C &EN’s obituary of William von Eggers Doering stated that in 1944 “Doering and fellow Harvard chemist Robert B. Woodward synthesized quinotoxine. The pair believed that this molecule could be converted into quinine with [Paul Rabe and Karl Kindler’s] published procedure and, as a result, claimed that their achievement marked the first formal synthesis of [quinine]” (C&EN, Jan. 24, page 46) [emphasis mine].
While this statement is not factually incorrect, it is ambiguous: The statement is true whether or not Woodward and Doering synthesized quinine. Ironically, the obituary actually leads the reader away from the scientific facts. As demonstrated by my historical research (Angew. Chem. Int. Ed. 2007, 46, 1378) and Aaron Smith and Bob Williams’ experimental work (Angew. Chem.
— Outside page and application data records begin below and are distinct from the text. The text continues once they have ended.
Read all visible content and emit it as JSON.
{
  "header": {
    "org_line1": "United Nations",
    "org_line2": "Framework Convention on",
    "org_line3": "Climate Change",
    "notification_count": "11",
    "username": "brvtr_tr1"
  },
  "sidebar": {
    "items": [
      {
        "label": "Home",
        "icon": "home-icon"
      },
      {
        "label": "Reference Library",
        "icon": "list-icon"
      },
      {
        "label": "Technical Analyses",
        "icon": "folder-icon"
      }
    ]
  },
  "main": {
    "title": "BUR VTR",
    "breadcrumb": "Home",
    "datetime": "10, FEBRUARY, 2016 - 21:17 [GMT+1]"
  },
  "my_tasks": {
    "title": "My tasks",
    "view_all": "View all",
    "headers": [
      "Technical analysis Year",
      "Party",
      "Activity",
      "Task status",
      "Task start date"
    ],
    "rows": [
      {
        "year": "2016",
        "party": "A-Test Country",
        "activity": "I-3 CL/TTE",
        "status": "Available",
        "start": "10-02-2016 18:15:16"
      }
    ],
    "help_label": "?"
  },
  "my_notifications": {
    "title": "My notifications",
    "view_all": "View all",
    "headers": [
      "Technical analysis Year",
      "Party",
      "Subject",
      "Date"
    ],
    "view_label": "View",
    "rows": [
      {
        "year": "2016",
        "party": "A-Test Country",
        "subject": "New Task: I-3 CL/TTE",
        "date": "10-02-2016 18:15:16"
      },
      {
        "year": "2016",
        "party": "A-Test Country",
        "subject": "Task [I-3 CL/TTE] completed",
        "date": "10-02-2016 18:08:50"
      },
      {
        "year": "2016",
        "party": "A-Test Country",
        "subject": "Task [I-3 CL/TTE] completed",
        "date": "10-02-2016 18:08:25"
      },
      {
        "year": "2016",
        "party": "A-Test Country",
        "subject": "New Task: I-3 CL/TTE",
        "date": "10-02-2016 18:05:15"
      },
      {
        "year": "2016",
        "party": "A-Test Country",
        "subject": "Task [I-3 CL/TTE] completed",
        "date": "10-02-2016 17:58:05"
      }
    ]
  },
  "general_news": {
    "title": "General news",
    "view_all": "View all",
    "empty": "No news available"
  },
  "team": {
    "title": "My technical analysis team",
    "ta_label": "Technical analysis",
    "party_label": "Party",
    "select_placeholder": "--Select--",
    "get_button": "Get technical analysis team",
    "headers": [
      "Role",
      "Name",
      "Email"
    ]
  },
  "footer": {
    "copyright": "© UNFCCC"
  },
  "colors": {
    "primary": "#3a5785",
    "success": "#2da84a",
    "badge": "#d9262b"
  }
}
Int. Ed. 2008, 47, 1736), the Woodward-Doering/Rabe-Kindler total synthesis of quinine is a valid contribution to the scientific literature.
Indeed, C&EN previously afforded full coverage of this research in two stories and an editorial by its editor-in-chief (C&EN, Feb. 4, 2008, page 8, and Feb. 26, 2007, pages 47 and 3). C&EN has thus previously provided its authoritative acceptance of Woodward and Doering’s claim and belief to be a legitimate scientific achievement. As far as the first total synthesis of quinine is concerned, let Woodward, Doering, Rabe, and Kindler rest in their deserved peace.
Jeffrey I. Seeman